While Sophie and Brielle weren’t close, Sophie once again shows her dedication to those she cares about by wanting to go to Brielle’s death presentation. Being Grady’s bodyguard, Sophie had Brielle to thank for keeping him alive at the cost of her own life. I also believe that this brought the elves that Sophie represents and the goblins a tiny bit closer together. Sophie shows her unique take on life by wishing to mourn for this goblin whereas other elves probably wouldn’t have even thought about asking. Her pure heart and strong convictions are what I believe is going to get her through these dark times.
Though one good thing came out of this death – Sandor and Grizel. She made her intentions obvious from the start and I found it just adorable that Sandor admitted that he wasn’t as blind about things as he tried to appear. Oh, and the fact that he started letting Grizel get away with things just made their newfound relationship that much cuter in my eyes.

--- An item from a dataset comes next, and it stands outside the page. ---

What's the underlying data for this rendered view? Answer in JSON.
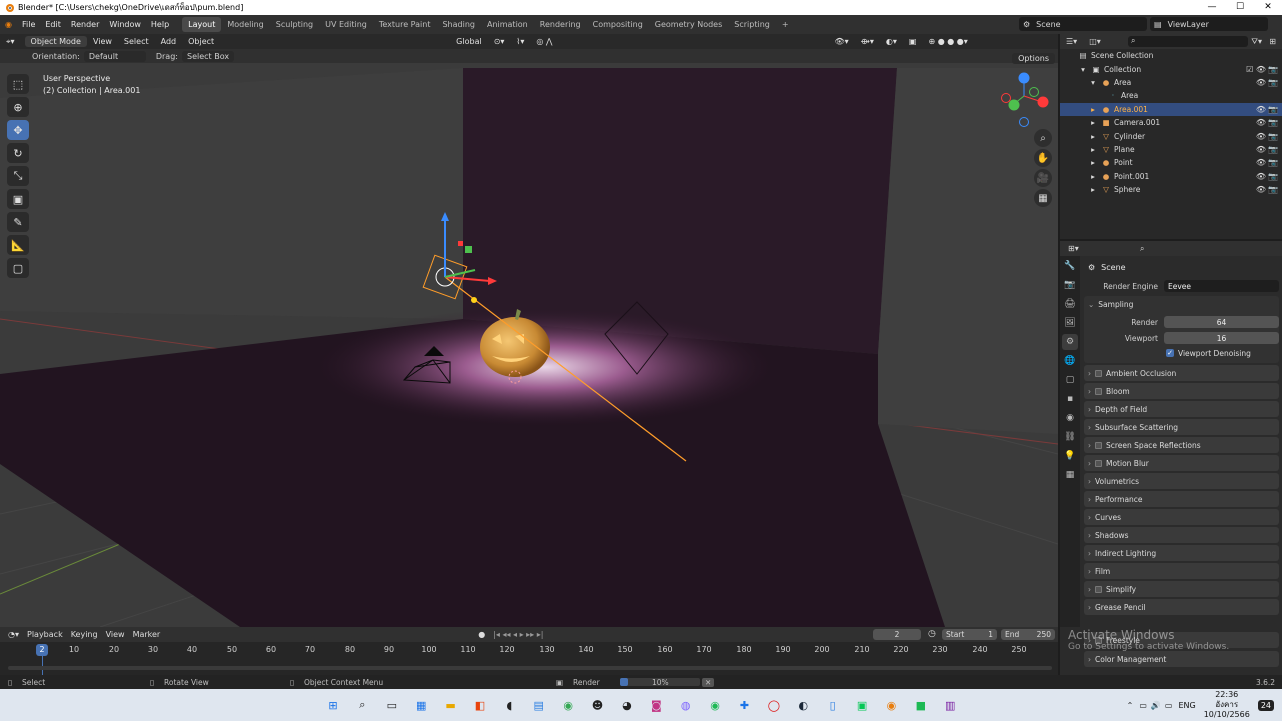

I can’t wait to see who the rest of the Collective truly are. We’re still missing 2 of Mr. Forkle’s identities and I think Physic is the other person who I can’t wait to find the true identity of. Of course, finding out the Squall was Dex’s mother was a pretty cool twist. Poor Dex, always feeling like the last one to know things – even when it comes to his own mother. Though it’s often harder to see things that are right in front of your face than it is to see things from an outsider’s perspective.
Thankfully, (is that the right word to use here?) Dex isn’t the only one who has family issues. And they’re not even the worst issues in the group. I think having Alvar as a brother is worse than not realizing your mother is one of the good guys. Of course, having parents that deny your relation is probably the worse ever. Sure Tam and Linh’s parents don’t deny they’re related but they do deny how they’re related. I understand that the elves have something against multiple births – at a time or per family – but I think it’s just dumb that the Songs tried so hard to convince their twins that they weren’t actually born at the same time. Parent of the year is going to neither of these awful people.
I can’t imagine how they’re going to make it up to their kids, or even if they can, but I love that Sophie stood up for her friends and put the Songs in their place. Sure it probably wasn’t her place to snap at them but she did it from a place of love. And it wasn’t like Tam and Linh were going to actually say any of that stuff to their parents. Someone had to.
Finally, Dex and his techy powers shined in this book. Not only did he manage to find a way to bypass needing Keefe’s blood to hail his mother, he was also the one that figured out the code that the Neverseen were using in order to trick the registry. While the key to the Lodestar navigational devices was simple, it took a smart person to figure it out. I was really proud of myself for figuring this out before the kids did (almost right after the symbol was shown to us and and we were given the list of registry codes) until I remembered that these books aren’t aimed towards readers that are 24 years old…. So now I’m just moderately proud of myself for figuring things out.
This might just be my longest review to date, and I didn’t even say everything that I wanted to about this book. However, there’s no way that I can deal with everything in this book just by rambling on by myself. If you have any thoughts on something I either talked about or left out, I’d love to hear about it. Heck, I’ve love to hear about your experience reading this series – if you’d like to share, of course.
Other reviews in this series: